Android is a popular Linux-based operating system for mobile devices such as smartphones and tablet computers, developed by Google and other companies.
Roguelikes available for Android include:
- Ananias, designed from the ground up for mobile devices
- Legends of Yore, a commercial roguelike designed primarily for mobile devices
- Dweller, an old roguelike designed primarily for mobile devices
- POWDER does not have a native Android port, but can be played under a GameBoy Advance emulator (e.g., GameBoid)
- Hydra Slayer fails to start or function correctly with new Android version
- HyperRogue III
- NetHack and Angband have Android ports
- Pixel Dungeon, a coffee-break roguelike for Android
- Voyage to Farland, an Android-exclusive Mystery Dungeon style roguelike
- Dungeon Crawl
- Gone Rogue
- Bounty Hunter Space Lizard, a casual roguelike similar to Hoplite
- Central Park Nanotech Warlex, a free casual post-apocalyptic coffeebreak roguelike
- Lost Cavern, a Sci-Fi roguelike with destructible environment for Android
- see more on IRLDb
Designing roguelikes for Android

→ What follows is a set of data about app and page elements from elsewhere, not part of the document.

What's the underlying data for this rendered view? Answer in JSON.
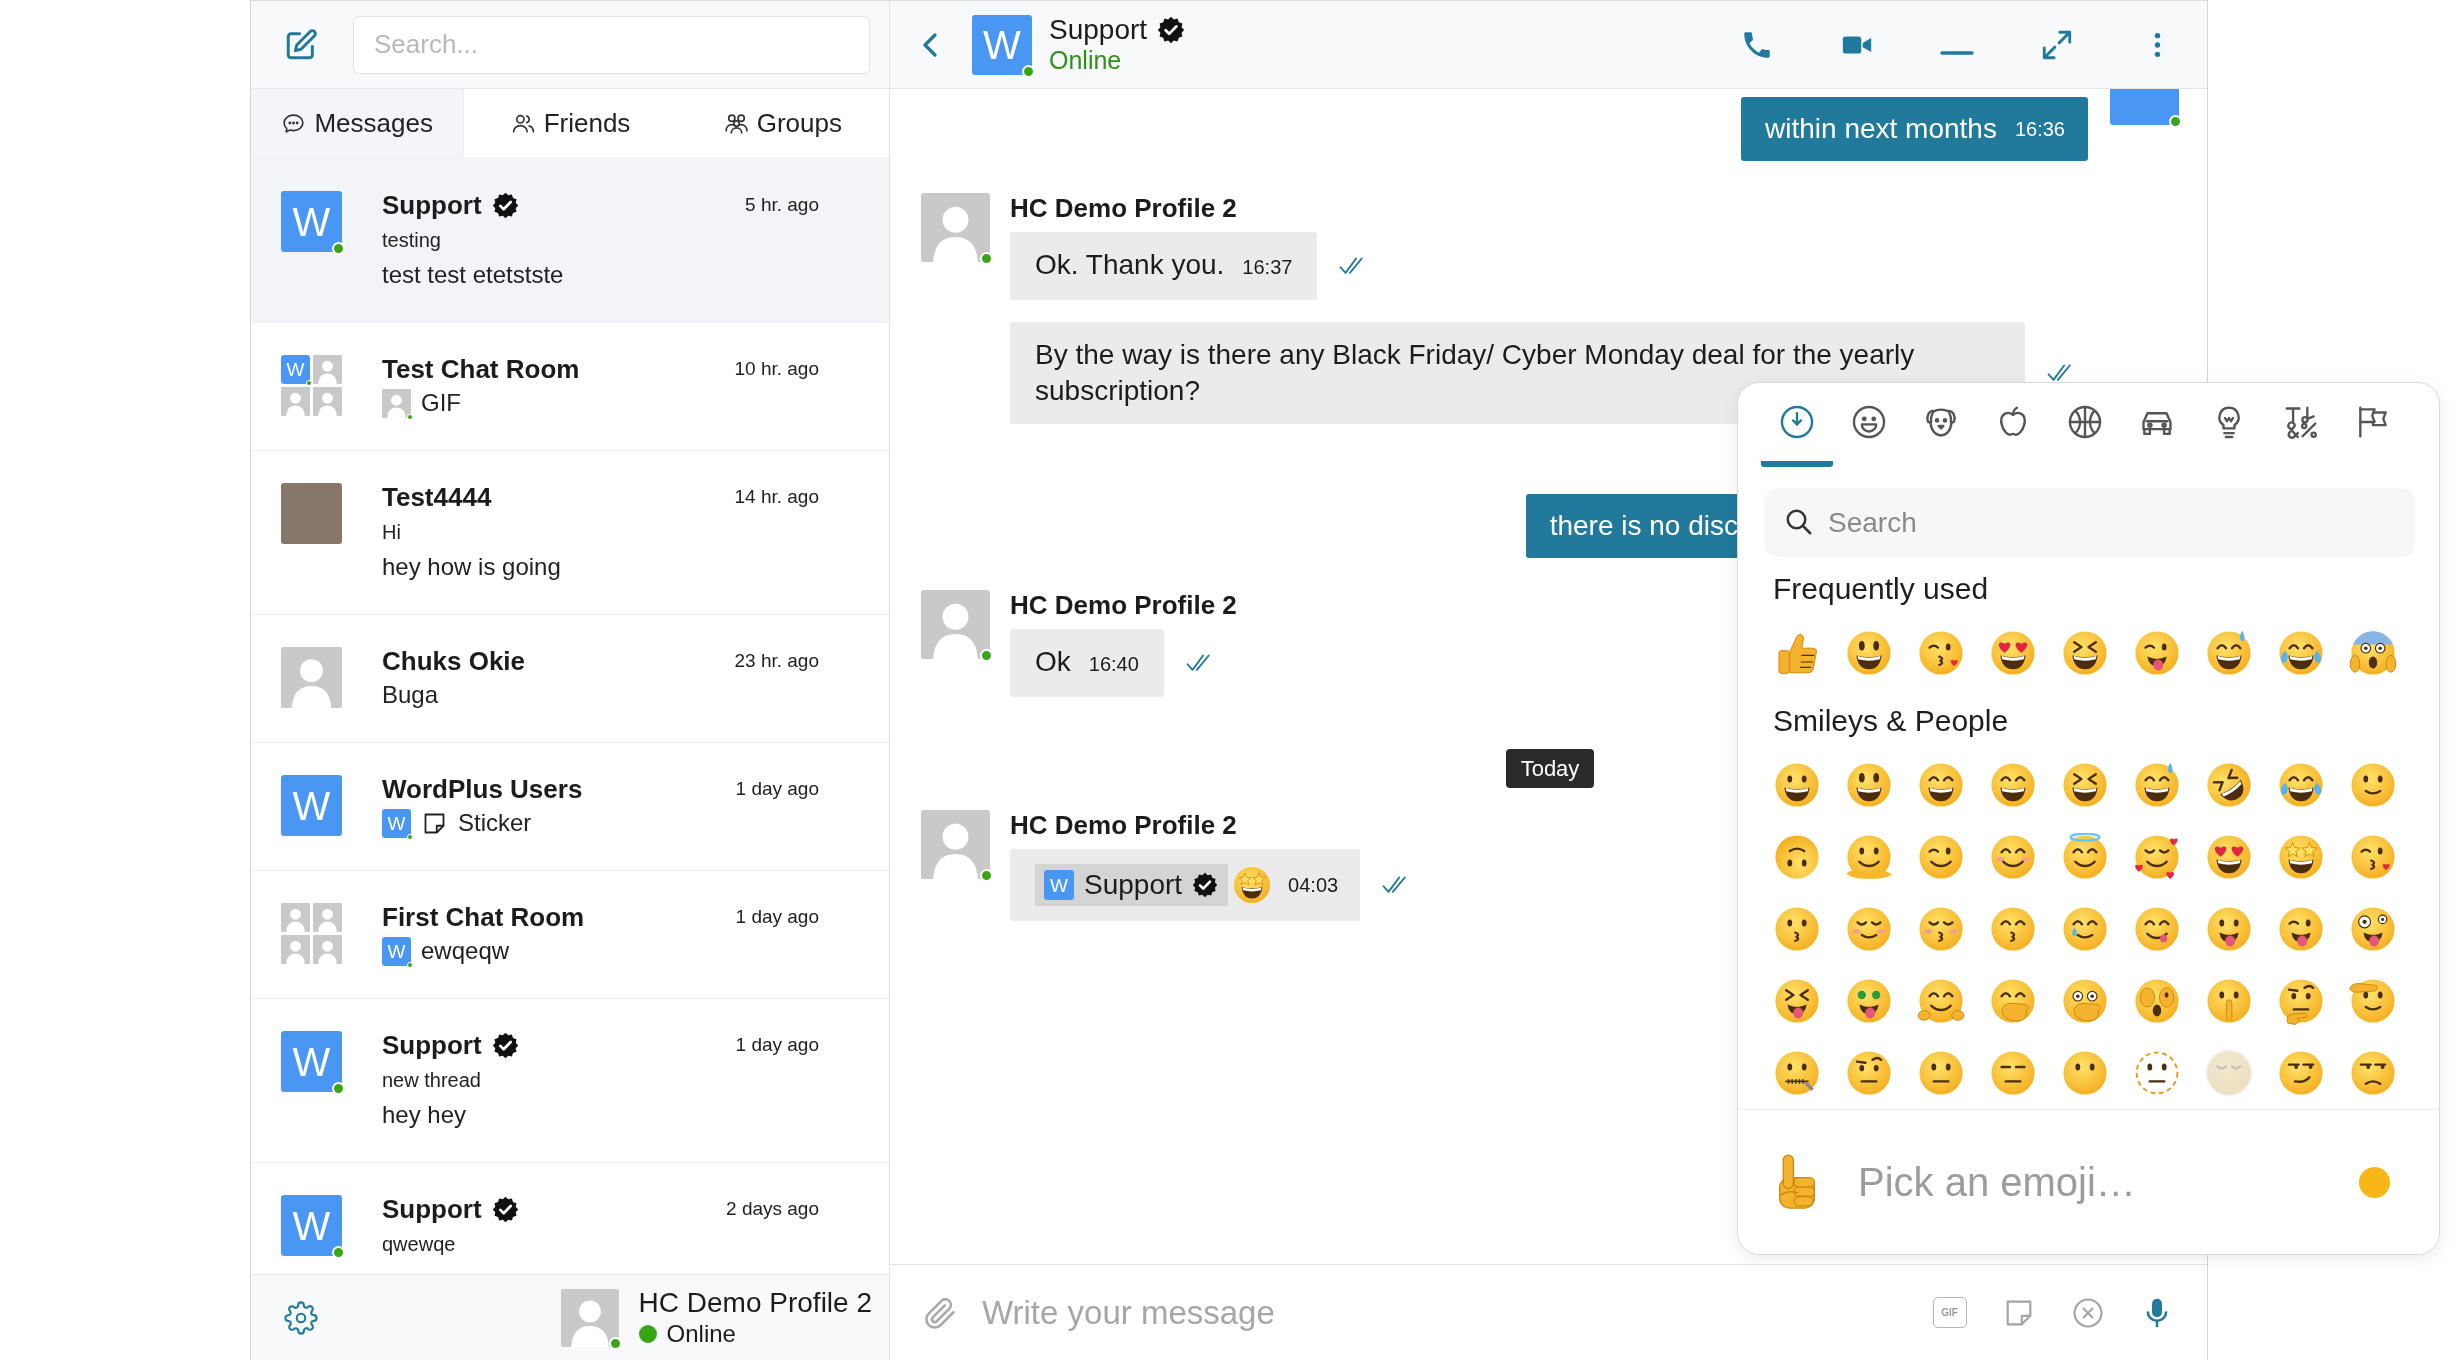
{
  "sidebar": {
    "search": {
      "placeholder": "Search..."
    },
    "tabs": [
      {
        "kind": "messages",
        "label": "Messages",
        "selected": true
      },
      {
        "kind": "friends",
        "label": "Friends",
        "selected": false
      },
      {
        "kind": "groups",
        "label": "Groups",
        "selected": false
      }
    ],
    "conversations": [
      {
        "avatar": {
          "kind": "tile",
          "letter": "W",
          "online": true
        },
        "name": "Support",
        "verified": true,
        "time": "5 hr. ago",
        "subject": "testing",
        "preview": "test test etetstste",
        "selected": true
      },
      {
        "avatar": {
          "kind": "group",
          "tiles": [
            {
              "kind": "tile",
              "letter": "W",
              "online": true
            },
            {
              "kind": "person",
              "online": false
            },
            {
              "kind": "person",
              "online": false
            },
            {
              "kind": "person",
              "online": false
            }
          ]
        },
        "name": "Test Chat Room",
        "verified": false,
        "time": "10 hr. ago",
        "sender": {
          "kind": "person",
          "online": true
        },
        "preview": "GIF",
        "selected": false
      },
      {
        "avatar": {
          "kind": "photo",
          "online": false
        },
        "name": "Test4444",
        "verified": false,
        "time": "14 hr. ago",
        "subject": "Hi",
        "preview": "hey how is going",
        "selected": false
      },
      {
        "avatar": {
          "kind": "person",
          "online": false
        },
        "name": "Chuks Okie",
        "verified": false,
        "time": "23 hr. ago",
        "preview": "Buga",
        "selected": false
      },
      {
        "avatar": {
          "kind": "tile",
          "letter": "W",
          "online": false
        },
        "name": "WordPlus Users",
        "verified": false,
        "time": "1 day ago",
        "sender": {
          "kind": "tile",
          "letter": "W",
          "online": true
        },
        "attachment": {
          "kind": "sticker"
        },
        "preview": "Sticker",
        "selected": false
      },
      {
        "avatar": {
          "kind": "group",
          "tiles": [
            {
              "kind": "person",
              "online": false
            },
            {
              "kind": "person",
              "online": false
            },
            {
              "kind": "person",
              "online": false
            },
            {
              "kind": "person",
              "online": false
            }
          ]
        },
        "name": "First Chat Room",
        "verified": false,
        "time": "1 day ago",
        "sender": {
          "kind": "tile",
          "letter": "W",
          "online": true
        },
        "preview": "ewqeqw",
        "selected": false
      },
      {
        "avatar": {
          "kind": "tile",
          "letter": "W",
          "online": true
        },
        "name": "Support",
        "verified": true,
        "time": "1 day ago",
        "subject": "new thread",
        "preview": "hey hey",
        "selected": false
      },
      {
        "avatar": {
          "kind": "tile",
          "letter": "W",
          "online": true
        },
        "name": "Support",
        "verified": true,
        "time": "2 days ago",
        "subject": "qwewqe",
        "selected": false
      }
    ],
    "profile": {
      "avatar": {
        "kind": "person",
        "online": true
      },
      "name": "HC Demo Profile 2",
      "online": true,
      "status": "Online"
    }
  },
  "chat": {
    "header": {
      "avatar": {
        "kind": "tile",
        "letter": "W",
        "online": true
      },
      "name": "Support",
      "verified": true,
      "status": "Online"
    },
    "messages": [
      {
        "kind": "outgoing",
        "avatar": {
          "kind": "tile",
          "online": true
        },
        "text": "within next months",
        "time": "16:36"
      },
      {
        "kind": "incoming",
        "sender": "HC Demo Profile 2",
        "avatar": {
          "kind": "person",
          "online": true
        },
        "bubbles": [
          {
            "kind": "text",
            "text": "Ok. Thank you.",
            "time": "16:37",
            "read": true
          },
          {
            "kind": "text",
            "text": "By the way is there any Black Friday/ Cyber Monday deal for the yearly subscription?",
            "read": true
          }
        ]
      },
      {
        "kind": "outgoing",
        "text": "there is no disc"
      },
      {
        "kind": "incoming",
        "sender": "HC Demo Profile 2",
        "avatar": {
          "kind": "person",
          "online": true
        },
        "bubbles": [
          {
            "kind": "text",
            "text": "Ok",
            "time": "16:40",
            "read": true
          }
        ]
      },
      {
        "kind": "date",
        "text": "Today"
      },
      {
        "kind": "incoming",
        "sender": "HC Demo Profile 2",
        "avatar": {
          "kind": "person",
          "online": true
        },
        "bubbles": [
          {
            "kind": "mention",
            "mention": {
              "avatar": {
                "kind": "tile",
                "letter": "W",
                "online": false
              },
              "name": "Support",
              "verified": true
            },
            "time": "04:03",
            "read": true
          }
        ]
      }
    ],
    "composer": {
      "placeholder": "Write your message",
      "gif_button": "GIF"
    }
  },
  "emoji_picker": {
    "categories": [
      {
        "kind": "recent",
        "selected": true
      },
      {
        "kind": "smileys",
        "selected": false
      },
      {
        "kind": "animals",
        "selected": false
      },
      {
        "kind": "food",
        "selected": false
      },
      {
        "kind": "activities",
        "selected": false
      },
      {
        "kind": "travel",
        "selected": false
      },
      {
        "kind": "objects",
        "selected": false
      },
      {
        "kind": "symbols",
        "selected": false
      },
      {
        "kind": "flags",
        "selected": false
      }
    ],
    "search": {
      "placeholder": "Search"
    },
    "sections": [
      {
        "kind": "frequent",
        "title": "Frequently used"
      },
      {
        "kind": "smileys",
        "title": "Smileys & People"
      }
    ],
    "preview": "Pick an emoji…"
  }
}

There are many different kinds of Android devices. Some of them have keyboards and/or a large number of hardware buttons (which can be used e.g. for directional movement), but some have only touchscreens and the most basic hardware buttons. Therefore it is good to make them playable with as simple control system as possible. Traditional roguelikes use lots of keyboard command and they are hard to play on Android, although there are ports of NetHack and Angband available.
Android applications (.apk) are written in Java (you need the Android SDK). It is also possible to use JNI (Java Native Interface) to have a Java frontend communicating with a game written in a language such as C or C++ (you need the Android NDK for that). This allows one to port traditional C/C++ roguelikes to Android. This trick is used by several games mentioned above (NetHack, Angband, Hydra Slayer, Hyperbolic Rogue, Dungeon Crawl).